*** Begin section ***

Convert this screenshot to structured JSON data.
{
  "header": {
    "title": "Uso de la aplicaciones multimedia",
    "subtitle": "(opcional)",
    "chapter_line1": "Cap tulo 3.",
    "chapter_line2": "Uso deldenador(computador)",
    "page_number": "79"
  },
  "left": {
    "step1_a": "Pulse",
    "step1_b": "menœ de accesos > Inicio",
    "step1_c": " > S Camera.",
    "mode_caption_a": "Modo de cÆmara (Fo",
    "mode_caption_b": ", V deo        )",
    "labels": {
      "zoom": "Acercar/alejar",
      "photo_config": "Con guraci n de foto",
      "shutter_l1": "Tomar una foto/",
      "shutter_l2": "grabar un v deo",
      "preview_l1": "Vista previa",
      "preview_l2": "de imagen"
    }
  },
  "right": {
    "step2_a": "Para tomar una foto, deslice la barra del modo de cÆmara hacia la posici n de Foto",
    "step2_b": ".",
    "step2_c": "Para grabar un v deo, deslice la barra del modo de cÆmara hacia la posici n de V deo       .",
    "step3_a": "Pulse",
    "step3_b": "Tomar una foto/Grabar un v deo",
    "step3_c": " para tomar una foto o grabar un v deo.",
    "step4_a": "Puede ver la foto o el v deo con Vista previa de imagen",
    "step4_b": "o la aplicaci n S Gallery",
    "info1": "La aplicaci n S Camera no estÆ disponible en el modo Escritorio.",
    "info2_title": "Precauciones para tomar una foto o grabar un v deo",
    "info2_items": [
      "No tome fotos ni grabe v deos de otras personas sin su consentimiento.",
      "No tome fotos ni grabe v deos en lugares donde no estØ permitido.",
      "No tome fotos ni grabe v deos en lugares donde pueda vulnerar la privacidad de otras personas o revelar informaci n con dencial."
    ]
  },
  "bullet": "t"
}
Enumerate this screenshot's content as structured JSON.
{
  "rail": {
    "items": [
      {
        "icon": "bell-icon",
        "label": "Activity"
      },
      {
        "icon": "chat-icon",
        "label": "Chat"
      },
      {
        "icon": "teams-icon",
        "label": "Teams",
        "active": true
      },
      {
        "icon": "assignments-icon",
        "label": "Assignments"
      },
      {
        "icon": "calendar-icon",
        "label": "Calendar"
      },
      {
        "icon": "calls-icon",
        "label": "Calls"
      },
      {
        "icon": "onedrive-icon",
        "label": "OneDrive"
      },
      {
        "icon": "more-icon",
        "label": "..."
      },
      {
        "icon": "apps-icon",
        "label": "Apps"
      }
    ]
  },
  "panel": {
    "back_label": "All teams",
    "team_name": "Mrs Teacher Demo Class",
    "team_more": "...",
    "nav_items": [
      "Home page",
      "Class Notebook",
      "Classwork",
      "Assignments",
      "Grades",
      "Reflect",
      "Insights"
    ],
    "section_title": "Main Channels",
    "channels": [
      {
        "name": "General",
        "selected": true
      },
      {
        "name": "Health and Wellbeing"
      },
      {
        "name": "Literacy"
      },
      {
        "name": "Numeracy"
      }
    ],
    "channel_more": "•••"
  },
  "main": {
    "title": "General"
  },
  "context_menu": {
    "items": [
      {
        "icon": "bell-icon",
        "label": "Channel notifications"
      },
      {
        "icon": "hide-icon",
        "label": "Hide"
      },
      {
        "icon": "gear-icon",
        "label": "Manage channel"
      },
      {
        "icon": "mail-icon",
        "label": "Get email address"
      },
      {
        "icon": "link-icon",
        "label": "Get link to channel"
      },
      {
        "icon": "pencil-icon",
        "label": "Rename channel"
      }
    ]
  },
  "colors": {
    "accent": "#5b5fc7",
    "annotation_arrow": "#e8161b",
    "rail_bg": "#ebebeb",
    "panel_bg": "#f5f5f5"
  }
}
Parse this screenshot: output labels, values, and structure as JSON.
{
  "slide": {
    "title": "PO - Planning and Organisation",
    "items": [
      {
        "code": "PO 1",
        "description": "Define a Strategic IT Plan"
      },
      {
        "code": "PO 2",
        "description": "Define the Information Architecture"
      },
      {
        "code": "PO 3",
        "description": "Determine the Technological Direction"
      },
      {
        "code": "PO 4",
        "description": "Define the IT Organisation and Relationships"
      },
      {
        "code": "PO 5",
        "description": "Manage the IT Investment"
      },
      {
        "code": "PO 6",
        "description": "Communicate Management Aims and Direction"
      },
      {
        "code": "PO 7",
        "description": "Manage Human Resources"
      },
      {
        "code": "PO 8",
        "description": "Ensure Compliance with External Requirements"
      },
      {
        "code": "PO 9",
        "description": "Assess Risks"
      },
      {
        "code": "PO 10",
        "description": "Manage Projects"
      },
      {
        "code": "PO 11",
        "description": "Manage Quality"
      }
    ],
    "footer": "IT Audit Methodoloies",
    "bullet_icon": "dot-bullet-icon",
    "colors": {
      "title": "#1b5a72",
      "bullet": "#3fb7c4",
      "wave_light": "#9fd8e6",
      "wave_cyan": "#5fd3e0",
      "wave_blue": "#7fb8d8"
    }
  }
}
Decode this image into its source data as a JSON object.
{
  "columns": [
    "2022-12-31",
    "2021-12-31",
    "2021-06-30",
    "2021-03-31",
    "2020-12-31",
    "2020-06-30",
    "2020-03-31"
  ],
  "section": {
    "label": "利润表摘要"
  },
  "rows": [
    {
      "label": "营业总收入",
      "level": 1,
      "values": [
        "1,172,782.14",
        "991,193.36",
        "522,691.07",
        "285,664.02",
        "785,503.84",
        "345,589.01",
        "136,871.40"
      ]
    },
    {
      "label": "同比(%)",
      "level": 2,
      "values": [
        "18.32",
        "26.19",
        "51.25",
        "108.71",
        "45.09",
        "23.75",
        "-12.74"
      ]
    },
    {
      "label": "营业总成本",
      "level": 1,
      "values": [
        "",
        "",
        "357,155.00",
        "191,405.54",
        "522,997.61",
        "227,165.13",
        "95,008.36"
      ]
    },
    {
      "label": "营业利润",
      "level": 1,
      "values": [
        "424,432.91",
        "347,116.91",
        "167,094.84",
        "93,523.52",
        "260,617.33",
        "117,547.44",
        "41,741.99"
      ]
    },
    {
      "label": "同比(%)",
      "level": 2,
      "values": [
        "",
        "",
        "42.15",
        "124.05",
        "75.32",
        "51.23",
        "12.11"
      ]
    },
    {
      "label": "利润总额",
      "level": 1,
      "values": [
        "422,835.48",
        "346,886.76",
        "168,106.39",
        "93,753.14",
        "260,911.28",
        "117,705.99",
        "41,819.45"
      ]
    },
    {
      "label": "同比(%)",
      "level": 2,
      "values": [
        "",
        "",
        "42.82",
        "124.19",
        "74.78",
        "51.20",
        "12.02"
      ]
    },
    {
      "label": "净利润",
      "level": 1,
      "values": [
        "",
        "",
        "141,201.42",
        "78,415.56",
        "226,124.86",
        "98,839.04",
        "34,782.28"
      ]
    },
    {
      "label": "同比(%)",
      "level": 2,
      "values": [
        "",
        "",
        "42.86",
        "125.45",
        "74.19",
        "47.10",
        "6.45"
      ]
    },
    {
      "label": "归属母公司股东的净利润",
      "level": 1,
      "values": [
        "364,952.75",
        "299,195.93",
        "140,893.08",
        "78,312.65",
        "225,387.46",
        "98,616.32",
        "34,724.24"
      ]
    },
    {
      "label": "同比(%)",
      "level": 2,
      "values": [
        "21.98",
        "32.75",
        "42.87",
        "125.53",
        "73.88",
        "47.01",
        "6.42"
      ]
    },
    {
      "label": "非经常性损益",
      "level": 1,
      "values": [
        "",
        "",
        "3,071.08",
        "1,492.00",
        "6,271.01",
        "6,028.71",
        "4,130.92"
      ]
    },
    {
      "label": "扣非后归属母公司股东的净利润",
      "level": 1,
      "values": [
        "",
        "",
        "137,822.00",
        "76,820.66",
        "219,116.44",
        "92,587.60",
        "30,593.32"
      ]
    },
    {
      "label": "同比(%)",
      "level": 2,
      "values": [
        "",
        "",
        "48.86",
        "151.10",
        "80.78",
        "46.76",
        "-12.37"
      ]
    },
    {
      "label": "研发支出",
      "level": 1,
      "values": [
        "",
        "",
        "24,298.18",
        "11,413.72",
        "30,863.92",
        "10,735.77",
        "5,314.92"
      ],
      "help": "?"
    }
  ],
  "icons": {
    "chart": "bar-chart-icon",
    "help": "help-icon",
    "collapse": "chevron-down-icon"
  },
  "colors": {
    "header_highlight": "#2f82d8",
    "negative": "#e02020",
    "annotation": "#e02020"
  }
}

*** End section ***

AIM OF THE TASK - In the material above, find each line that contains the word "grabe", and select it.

ANSWER FOR THIS EXERCISE -
      "No tome fotos ni grabe v deos de otras personas sin su consentimiento.",
      "No tome fotos ni grabe v deos en lugares donde no estØ permitido.",
      "No tome fotos ni grabe v deos en lugares donde pueda vulnerar la privacidad de otras personas o revelar informaci n con dencial."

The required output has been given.